# Limits to Determine Vertical Asymptotes

Recall that the function $f(x) = \frac{1}{x}$ has a vertical asymptote at $x = 0$. We will now precisely define what a vertical asymptote is using limits.

Definition: A function $f$ has a Vertical Asymptote (often abbreviated as V.A.) at $x = a$ if at least one of the following limits are satisfied:a) $\lim_{x \to a} f(x) = \pm \infty$.b) $\lim_{x \to a^-} f(x) = \pm \infty$.c) $\lim_{x \to a^+} f(x) = \pm \infty$. |

We should note from the definition above that only one need to hold for us to know that a vertical asymptote exists at $x = a$. For example, if we know that $\lim_{x \to a^+} f(x) = \infty$ then we know a vertical asymptote exists at $x = a$, and it would be redundant to show whether $\lim_{x \to a^-} f(x) = \pm \infty$. We will now apply this concept into verifying a vertical asymptote of a function.

## Example 1

**Find any vertical asymptotes to the function $f(x) = \frac{1}{x + 2}$.**

We note that as $x \to -2^-$, $f(x) \to -\infty$. Therefore, there exists a vertical asymptote at $x = -2$. Alternative, we could look at the limit from the otherside.

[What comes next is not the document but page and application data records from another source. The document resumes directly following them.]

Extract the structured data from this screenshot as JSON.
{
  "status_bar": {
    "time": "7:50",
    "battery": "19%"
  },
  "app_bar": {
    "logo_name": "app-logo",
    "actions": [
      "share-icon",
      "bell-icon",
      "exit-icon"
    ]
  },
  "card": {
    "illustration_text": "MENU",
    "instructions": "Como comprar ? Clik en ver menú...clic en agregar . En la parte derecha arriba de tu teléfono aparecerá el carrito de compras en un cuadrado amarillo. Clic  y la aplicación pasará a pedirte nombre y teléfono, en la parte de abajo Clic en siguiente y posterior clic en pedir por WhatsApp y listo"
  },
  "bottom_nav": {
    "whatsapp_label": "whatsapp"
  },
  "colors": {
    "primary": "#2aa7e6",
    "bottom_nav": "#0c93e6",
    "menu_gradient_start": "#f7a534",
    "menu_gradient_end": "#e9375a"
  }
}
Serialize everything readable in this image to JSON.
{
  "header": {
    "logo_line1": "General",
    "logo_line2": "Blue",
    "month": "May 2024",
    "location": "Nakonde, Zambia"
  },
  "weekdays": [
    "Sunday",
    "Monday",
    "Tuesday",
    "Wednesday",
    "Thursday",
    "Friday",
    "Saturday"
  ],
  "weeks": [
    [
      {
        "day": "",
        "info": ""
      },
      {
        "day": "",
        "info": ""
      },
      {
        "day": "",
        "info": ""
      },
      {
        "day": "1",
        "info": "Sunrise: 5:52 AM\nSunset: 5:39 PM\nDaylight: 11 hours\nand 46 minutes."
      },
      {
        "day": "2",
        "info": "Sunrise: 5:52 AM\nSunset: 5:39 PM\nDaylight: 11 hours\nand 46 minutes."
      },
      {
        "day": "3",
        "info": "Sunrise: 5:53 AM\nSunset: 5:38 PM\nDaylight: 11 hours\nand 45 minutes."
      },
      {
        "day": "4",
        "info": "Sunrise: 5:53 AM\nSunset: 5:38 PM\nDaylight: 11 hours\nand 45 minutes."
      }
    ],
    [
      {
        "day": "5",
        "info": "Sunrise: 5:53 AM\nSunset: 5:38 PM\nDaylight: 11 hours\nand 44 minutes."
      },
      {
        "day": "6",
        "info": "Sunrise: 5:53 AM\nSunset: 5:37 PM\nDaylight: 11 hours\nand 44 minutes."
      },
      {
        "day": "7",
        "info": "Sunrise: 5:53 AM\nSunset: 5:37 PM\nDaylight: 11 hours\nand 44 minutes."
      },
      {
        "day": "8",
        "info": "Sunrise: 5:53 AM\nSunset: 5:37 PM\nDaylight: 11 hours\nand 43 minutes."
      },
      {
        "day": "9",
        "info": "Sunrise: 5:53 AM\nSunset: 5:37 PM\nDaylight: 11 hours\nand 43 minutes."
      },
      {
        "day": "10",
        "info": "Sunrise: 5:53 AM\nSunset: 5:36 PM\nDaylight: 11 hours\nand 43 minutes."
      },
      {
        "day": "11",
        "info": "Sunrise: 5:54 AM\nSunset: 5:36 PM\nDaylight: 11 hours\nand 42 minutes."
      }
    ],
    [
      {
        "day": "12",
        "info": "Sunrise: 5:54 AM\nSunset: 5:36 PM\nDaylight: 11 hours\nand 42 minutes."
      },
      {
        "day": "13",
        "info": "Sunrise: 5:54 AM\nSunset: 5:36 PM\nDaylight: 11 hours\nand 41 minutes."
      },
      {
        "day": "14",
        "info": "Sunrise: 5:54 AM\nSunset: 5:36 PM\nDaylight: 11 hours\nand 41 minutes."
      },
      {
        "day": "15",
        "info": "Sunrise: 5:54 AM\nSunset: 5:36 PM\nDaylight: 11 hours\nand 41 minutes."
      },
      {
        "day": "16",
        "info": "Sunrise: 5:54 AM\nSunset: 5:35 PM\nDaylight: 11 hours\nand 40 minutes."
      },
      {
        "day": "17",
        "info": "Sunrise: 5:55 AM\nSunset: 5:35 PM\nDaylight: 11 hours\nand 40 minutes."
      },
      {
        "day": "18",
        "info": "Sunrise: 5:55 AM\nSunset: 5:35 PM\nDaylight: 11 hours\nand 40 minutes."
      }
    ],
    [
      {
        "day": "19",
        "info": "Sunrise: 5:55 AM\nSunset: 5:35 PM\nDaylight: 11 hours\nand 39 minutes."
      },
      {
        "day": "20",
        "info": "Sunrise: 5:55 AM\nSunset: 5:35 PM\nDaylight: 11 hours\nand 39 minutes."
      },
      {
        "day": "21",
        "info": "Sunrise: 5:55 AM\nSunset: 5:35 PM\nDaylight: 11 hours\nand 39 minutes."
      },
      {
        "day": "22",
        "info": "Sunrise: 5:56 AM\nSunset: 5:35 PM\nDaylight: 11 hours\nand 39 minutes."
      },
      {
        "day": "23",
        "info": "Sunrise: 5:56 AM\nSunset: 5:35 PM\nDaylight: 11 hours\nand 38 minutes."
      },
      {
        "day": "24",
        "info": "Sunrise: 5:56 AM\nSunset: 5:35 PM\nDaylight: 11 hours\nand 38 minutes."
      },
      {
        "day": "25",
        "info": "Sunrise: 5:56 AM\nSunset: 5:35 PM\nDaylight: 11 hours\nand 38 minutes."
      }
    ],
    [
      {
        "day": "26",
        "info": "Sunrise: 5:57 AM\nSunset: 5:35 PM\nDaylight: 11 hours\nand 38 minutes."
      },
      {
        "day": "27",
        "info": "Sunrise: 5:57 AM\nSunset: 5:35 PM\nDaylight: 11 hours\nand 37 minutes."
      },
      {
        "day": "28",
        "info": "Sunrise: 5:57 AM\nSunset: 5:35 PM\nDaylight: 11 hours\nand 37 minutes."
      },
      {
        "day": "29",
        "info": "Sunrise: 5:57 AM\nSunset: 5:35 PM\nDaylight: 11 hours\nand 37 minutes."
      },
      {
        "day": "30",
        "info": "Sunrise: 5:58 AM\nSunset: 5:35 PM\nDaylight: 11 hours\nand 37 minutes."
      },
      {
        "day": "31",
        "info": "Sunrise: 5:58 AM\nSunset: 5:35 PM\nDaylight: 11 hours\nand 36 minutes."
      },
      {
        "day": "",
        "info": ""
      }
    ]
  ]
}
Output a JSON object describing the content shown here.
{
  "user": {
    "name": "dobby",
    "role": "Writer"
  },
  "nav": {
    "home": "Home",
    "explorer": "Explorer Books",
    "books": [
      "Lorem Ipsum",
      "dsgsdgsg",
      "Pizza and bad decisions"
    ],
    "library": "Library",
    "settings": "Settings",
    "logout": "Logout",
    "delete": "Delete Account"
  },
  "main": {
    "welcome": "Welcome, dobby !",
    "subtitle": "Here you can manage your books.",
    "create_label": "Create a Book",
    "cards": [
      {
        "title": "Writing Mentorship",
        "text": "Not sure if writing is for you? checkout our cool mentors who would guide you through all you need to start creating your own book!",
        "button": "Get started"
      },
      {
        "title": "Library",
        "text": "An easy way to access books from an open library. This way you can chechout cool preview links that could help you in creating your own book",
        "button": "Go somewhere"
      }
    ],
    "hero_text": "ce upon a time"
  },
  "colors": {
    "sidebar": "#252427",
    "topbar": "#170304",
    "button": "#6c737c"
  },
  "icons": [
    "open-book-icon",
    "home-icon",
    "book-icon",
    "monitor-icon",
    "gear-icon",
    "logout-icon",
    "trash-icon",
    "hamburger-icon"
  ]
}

As $x \to -2^+$, $f(x) \to \infty$ which implies once again that there exists a vertical asymptote at $x = -2$.

## Example 2

**Find any vertical asymptotes to the function $f(x) = \ln (x)$.**

We note that $f$ is only defined for $x > 0$, so we suspect there exists an asymptote at $x = 0$. We clearly cannot take the limit from the lefthand side, so we will prove there is a vertical asymptote there by evaluating the righthand limit, that is, $\lim_{x \to 0^+} f(x)$. As $x \to 0^+$, $f(x) \to -\infty$ as depicted in the graph below:

Therefore, there exists a vertical asymptote at $x = 0$.